*What is expected*: The expected output is the complete data, reproduced exactly.

───── Dataset records ─────

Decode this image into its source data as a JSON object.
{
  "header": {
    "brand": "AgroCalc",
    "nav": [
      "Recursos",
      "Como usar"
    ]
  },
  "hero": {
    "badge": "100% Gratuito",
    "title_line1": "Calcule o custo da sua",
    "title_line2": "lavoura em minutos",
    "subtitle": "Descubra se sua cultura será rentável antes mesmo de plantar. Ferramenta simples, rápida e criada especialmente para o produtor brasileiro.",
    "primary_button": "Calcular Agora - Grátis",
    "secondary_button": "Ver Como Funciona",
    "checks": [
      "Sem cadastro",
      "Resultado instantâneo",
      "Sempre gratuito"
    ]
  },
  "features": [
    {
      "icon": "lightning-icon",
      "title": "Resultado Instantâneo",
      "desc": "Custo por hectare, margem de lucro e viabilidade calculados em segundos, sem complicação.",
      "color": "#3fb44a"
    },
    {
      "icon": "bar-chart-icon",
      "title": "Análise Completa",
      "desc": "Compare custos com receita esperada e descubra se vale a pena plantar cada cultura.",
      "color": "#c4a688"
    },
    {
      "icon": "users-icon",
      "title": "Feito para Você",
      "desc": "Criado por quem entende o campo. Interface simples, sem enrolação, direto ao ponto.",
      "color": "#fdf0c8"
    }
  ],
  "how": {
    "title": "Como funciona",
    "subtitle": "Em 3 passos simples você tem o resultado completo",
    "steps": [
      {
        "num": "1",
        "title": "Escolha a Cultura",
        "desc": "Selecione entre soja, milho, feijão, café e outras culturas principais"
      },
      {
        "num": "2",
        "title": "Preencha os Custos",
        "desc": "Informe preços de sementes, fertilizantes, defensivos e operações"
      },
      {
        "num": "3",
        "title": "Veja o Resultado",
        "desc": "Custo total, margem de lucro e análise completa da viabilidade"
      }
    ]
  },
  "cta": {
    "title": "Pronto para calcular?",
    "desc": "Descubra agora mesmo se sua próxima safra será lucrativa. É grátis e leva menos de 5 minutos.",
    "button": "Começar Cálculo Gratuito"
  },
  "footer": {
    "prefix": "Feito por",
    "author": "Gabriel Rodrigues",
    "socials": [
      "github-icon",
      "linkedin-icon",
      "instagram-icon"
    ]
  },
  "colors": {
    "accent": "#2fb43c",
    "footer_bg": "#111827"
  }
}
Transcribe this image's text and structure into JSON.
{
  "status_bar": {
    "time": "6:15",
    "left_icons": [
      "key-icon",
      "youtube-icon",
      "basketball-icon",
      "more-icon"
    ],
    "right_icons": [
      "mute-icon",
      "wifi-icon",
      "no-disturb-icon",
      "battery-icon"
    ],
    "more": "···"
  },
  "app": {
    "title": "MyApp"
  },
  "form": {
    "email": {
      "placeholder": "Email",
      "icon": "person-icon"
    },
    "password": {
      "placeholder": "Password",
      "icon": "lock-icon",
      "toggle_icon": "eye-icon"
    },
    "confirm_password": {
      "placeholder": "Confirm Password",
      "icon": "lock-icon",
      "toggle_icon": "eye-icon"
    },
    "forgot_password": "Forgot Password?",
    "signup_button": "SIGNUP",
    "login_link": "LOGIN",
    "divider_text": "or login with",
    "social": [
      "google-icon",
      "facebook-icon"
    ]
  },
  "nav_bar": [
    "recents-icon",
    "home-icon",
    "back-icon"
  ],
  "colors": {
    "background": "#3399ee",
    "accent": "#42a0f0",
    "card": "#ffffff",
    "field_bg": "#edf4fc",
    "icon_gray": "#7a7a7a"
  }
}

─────

*Answer for the task*:
Decode this image into its source data as a JSON object.
{
  "header": {
    "brand": "AgroCalc",
    "nav": [
      "Recursos",
      "Como usar"
    ]
  },
  "hero": {
    "badge": "100% Gratuito",
    "title_line1": "Calcule o custo da sua",
    "title_line2": "lavoura em minutos",
    "subtitle": "Descubra se sua cultura será rentável antes mesmo de plantar. Ferramenta simples, rápida e criada especialmente para o produtor brasileiro.",
    "primary_button": "Calcular Agora - Grátis",
    "secondary_button": "Ver Como Funciona",
    "checks": [
      "Sem cadastro",
      "Resultado instantâneo",
      "Sempre gratuito"
    ]
  },
  "features": [
    {
      "icon": "lightning-icon",
      "title": "Resultado Instantâneo",
      "desc": "Custo por hectare, margem de lucro e viabilidade calculados em segundos, sem complicação.",
      "color": "#3fb44a"
    },
    {
      "icon": "bar-chart-icon",
      "title": "Análise Completa",
      "desc": "Compare custos com receita esperada e descubra se vale a pena plantar cada cultura.",
      "color": "#c4a688"
    },
    {
      "icon": "users-icon",
      "title": "Feito para Você",
      "desc": "Criado por quem entende o campo. Interface simples, sem enrolação, direto ao ponto.",
      "color": "#fdf0c8"
    }
  ],
  "how": {
    "title": "Como funciona",
    "subtitle": "Em 3 passos simples você tem o resultado completo",
    "steps": [
      {
        "num": "1",
        "title": "Escolha a Cultura",
        "desc": "Selecione entre soja, milho, feijão, café e outras culturas principais"
      },
      {
        "num": "2",
        "title": "Preencha os Custos",
        "desc": "Informe preços de sementes, fertilizantes, defensivos e operações"
      },
      {
        "num": "3",
        "title": "Veja o Resultado",
        "desc": "Custo total, margem de lucro e análise completa da viabilidade"
      }
    ]
  },
  "cta": {
    "title": "Pronto para calcular?",
    "desc": "Descubra agora mesmo se sua próxima safra será lucrativa. É grátis e leva menos de 5 minutos.",
    "button": "Começar Cálculo Gratuito"
  },
  "footer": {
    "prefix": "Feito por",
    "author": "Gabriel Rodrigues",
    "socials": [
      "github-icon",
      "linkedin-icon",
      "instagram-icon"
    ]
  },
  "colors": {
    "accent": "#2fb43c",
    "footer_bg": "#111827"
  }
}
Transcribe this image's text and structure into JSON.
{
  "status_bar": {
    "time": "6:15",
    "left_icons": [
      "key-icon",
      "youtube-icon",
      "basketball-icon",
      "more-icon"
    ],
    "right_icons": [
      "mute-icon",
      "wifi-icon",
      "no-disturb-icon",
      "battery-icon"
    ],
    "more": "···"
  },
  "app": {
    "title": "MyApp"
  },
  "form": {
    "email": {
      "placeholder": "Email",
      "icon": "person-icon"
    },
    "password": {
      "placeholder": "Password",
      "icon": "lock-icon",
      "toggle_icon": "eye-icon"
    },
    "confirm_password": {
      "placeholder": "Confirm Password",
      "icon": "lock-icon",
      "toggle_icon": "eye-icon"
    },
    "forgot_password": "Forgot Password?",
    "signup_button": "SIGNUP",
    "login_link": "LOGIN",
    "divider_text": "or login with",
    "social": [
      "google-icon",
      "facebook-icon"
    ]
  },
  "nav_bar": [
    "recents-icon",
    "home-icon",
    "back-icon"
  ],
  "colors": {
    "background": "#3399ee",
    "accent": "#42a0f0",
    "card": "#ffffff",
    "field_bg": "#edf4fc",
    "icon_gray": "#7a7a7a"
  }
}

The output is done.